═════ DATA EXCERPTS ═════

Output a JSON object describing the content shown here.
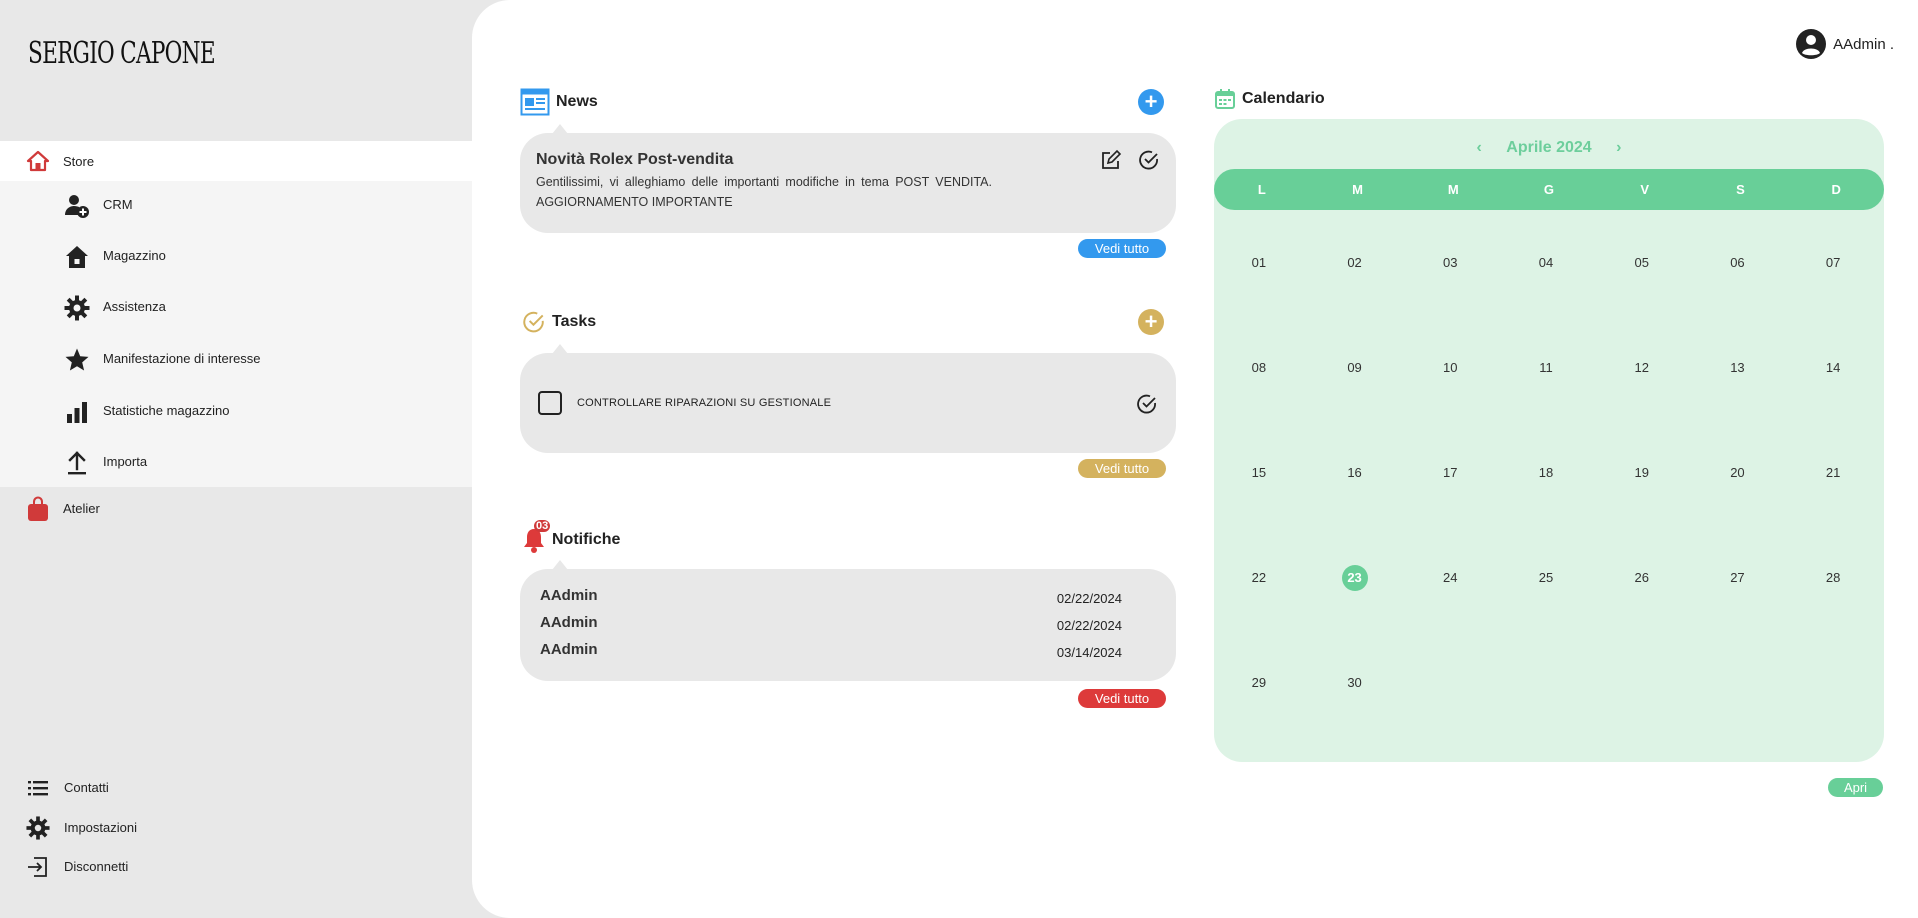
{
  "brand": {
    "logo_text": "SERGIO CAPONE"
  },
  "user": {
    "name": "AAdmin ."
  },
  "sidebar": {
    "store": {
      "label": "Store"
    },
    "submenu": [
      {
        "label": "CRM",
        "icon": "add-user-icon"
      },
      {
        "label": "Magazzino",
        "icon": "warehouse-icon"
      },
      {
        "label": "Assistenza",
        "icon": "gear-icon"
      },
      {
        "label": "Manifestazione di interesse",
        "icon": "star-icon"
      },
      {
        "label": "Statistiche magazzino",
        "icon": "bar-chart-icon"
      },
      {
        "label": "Importa",
        "icon": "upload-icon"
      }
    ],
    "atelier": {
      "label": "Atelier"
    },
    "bottom": [
      {
        "label": "Contatti",
        "icon": "list-icon"
      },
      {
        "label": "Impostazioni",
        "icon": "gear-icon"
      },
      {
        "label": "Disconnetti",
        "icon": "logout-icon"
      }
    ]
  },
  "news": {
    "title": "News",
    "item_title": "Novità Rolex Post-vendita",
    "item_body": "Gentilissimi, vi alleghiamo delle importanti modifiche in tema POST VENDITA. AGGIORNAMENTO IMPORTANTE",
    "see_all": "Vedi tutto",
    "accent": "#3399ee"
  },
  "tasks": {
    "title": "Tasks",
    "item_label": "CONTROLLARE RIPARAZIONI SU GESTIONALE",
    "see_all": "Vedi tutto",
    "accent": "#d4b25e"
  },
  "notifications": {
    "title": "Notifiche",
    "badge": "03",
    "rows": [
      {
        "who": "AAdmin",
        "when": "02/22/2024"
      },
      {
        "who": "AAdmin",
        "when": "02/22/2024"
      },
      {
        "who": "AAdmin",
        "when": "03/14/2024"
      }
    ],
    "see_all": "Vedi tutto",
    "accent": "#dd3a3a"
  },
  "calendar": {
    "title": "Calendario",
    "month_label": "Aprile 2024",
    "weekdays": [
      "L",
      "M",
      "M",
      "G",
      "V",
      "S",
      "D"
    ],
    "days": [
      "01",
      "02",
      "03",
      "04",
      "05",
      "06",
      "07",
      "08",
      "09",
      "10",
      "11",
      "12",
      "13",
      "14",
      "15",
      "16",
      "17",
      "18",
      "19",
      "20",
      "21",
      "22",
      "23",
      "24",
      "25",
      "26",
      "27",
      "28",
      "29",
      "30"
    ],
    "today": "23",
    "open_label": "Apri",
    "accent": "#68cf98"
  }
}
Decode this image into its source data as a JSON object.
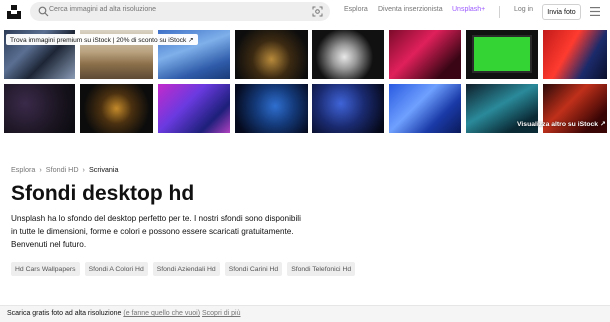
{
  "header": {
    "search_placeholder": "Cerca immagini ad alta risoluzione",
    "nav": {
      "explore": "Esplora",
      "become_contributor": "Diventa inserzionista",
      "unsplash_plus": "Unsplash+",
      "login": "Log in",
      "submit_photo": "Invia foto"
    }
  },
  "gallery": {
    "banner": "Trova immagini premium su iStock | 20% di sconto su iStock ↗",
    "see_more": "Visualizza altro su iStock ↗"
  },
  "breadcrumb": {
    "items": [
      "Esplora",
      "Sfondi HD",
      "Scrivania"
    ],
    "separator": "›"
  },
  "page": {
    "title": "Sfondi desktop hd",
    "description": "Unsplash ha lo sfondo del desktop perfetto per te. I nostri sfondi sono disponibili in tutte le dimensioni, forme e colori e possono essere scaricati gratuitamente. Benvenuti nel futuro."
  },
  "tags": [
    "Hd Cars Wallpapers",
    "Sfondi A Colori Hd",
    "Sfondi Aziendali Hd",
    "Sfondi Carini Hd",
    "Sfondi Telefonici Hd"
  ],
  "footer": {
    "text": "Scarica gratis foto ad alta risoluzione",
    "paren_link": "(e fanne quello che vuoi)",
    "more_link": "Scopri di più"
  },
  "colors": {
    "plus": "#9b59ff",
    "muted": "#767676",
    "tag_bg": "#eeeeee"
  }
}
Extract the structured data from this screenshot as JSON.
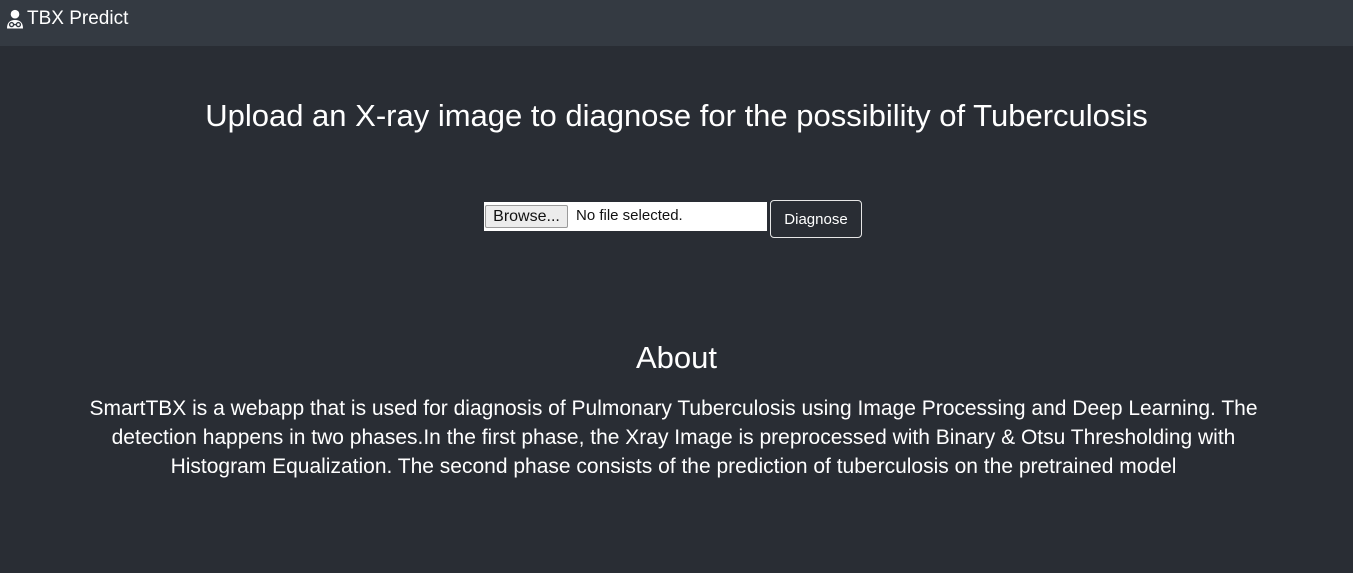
{
  "navbar": {
    "brand_icon": "user-doctor-icon",
    "brand_label": "TBX Predict"
  },
  "upload": {
    "title": "Upload an X-ray image to diagnose for the possibility of Tuberculosis",
    "browse_label": "Browse...",
    "file_status": "No file selected.",
    "diagnose_label": "Diagnose"
  },
  "about": {
    "title": "About",
    "text": "SmartTBX is a webapp that is used for diagnosis of Pulmonary Tuberculosis using Image Processing and Deep Learning. The detection happens in two phases.In the first phase, the Xray Image is preprocessed with Binary & Otsu Thresholding with Histogram Equalization. The second phase consists of the prediction of tuberculosis on the pretrained model"
  },
  "colors": {
    "background": "#292d34",
    "navbar": "#343a42",
    "text": "#ffffff"
  }
}
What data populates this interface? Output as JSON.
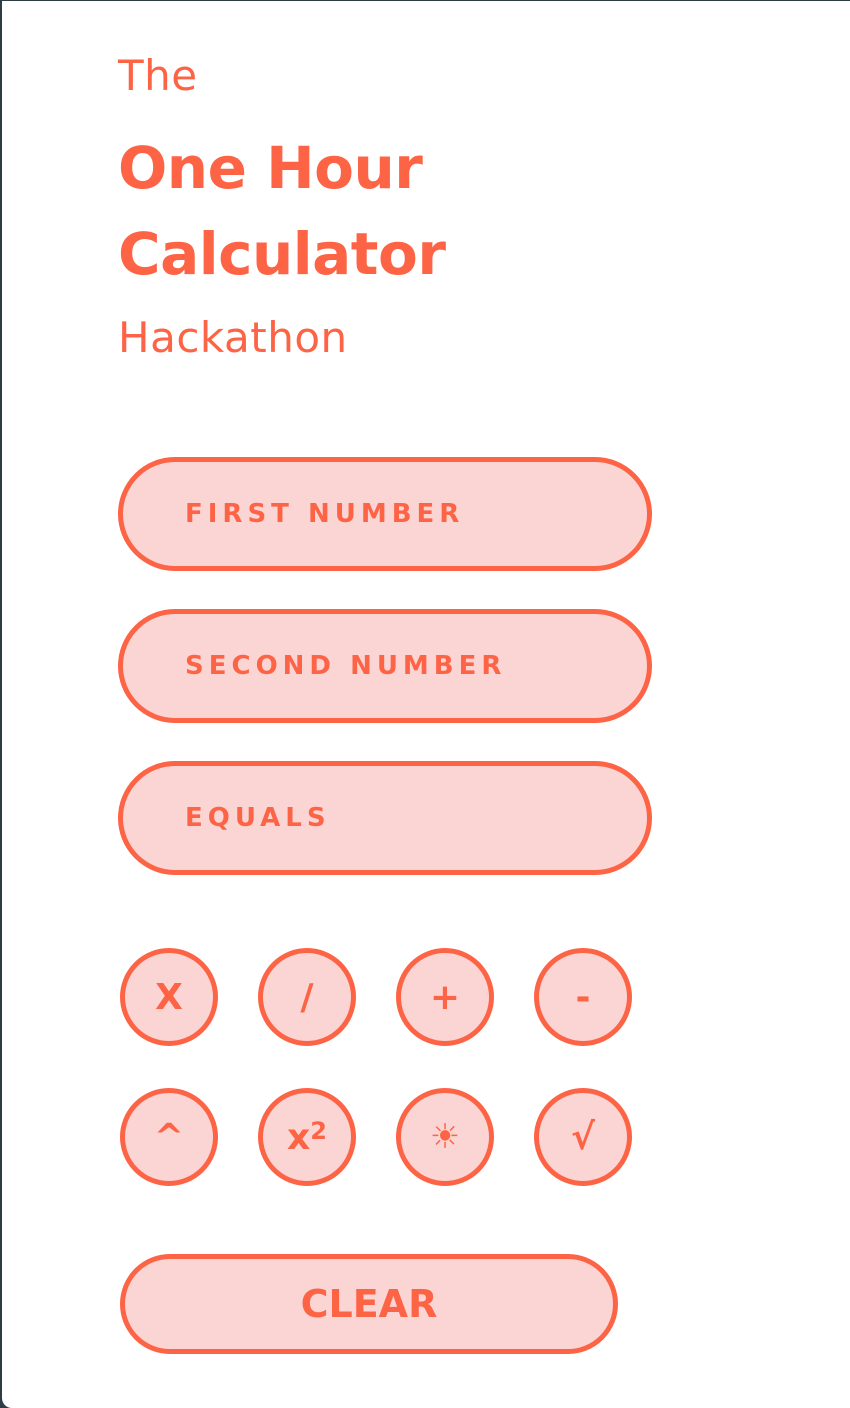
{
  "header": {
    "pre": "The",
    "line1": "One Hour",
    "line2": "Calculator",
    "post": "Hackathon"
  },
  "inputs": {
    "first_placeholder": "FIRST NUMBER",
    "second_placeholder": "SECOND NUMBER",
    "equals_placeholder": "EQUALS"
  },
  "operators": {
    "multiply": "X",
    "divide": "/",
    "add": "+",
    "subtract": "-",
    "power": "^",
    "square_base": "x",
    "square_exp": "2",
    "sun": "☀",
    "sqrt": "√"
  },
  "clear_label": "CLEAR",
  "colors": {
    "accent": "#fd6446",
    "fill": "#fbd5d4",
    "background": "#ffffff"
  }
}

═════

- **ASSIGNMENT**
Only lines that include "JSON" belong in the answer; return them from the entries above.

- **WRITTEN SOLUTION**
Output a JSON object describing the content shown here.
Decode this image into its source data as a JSON object.
Extract the structured data from this screenshot as JSON.
What data populates this interface? Output as JSON.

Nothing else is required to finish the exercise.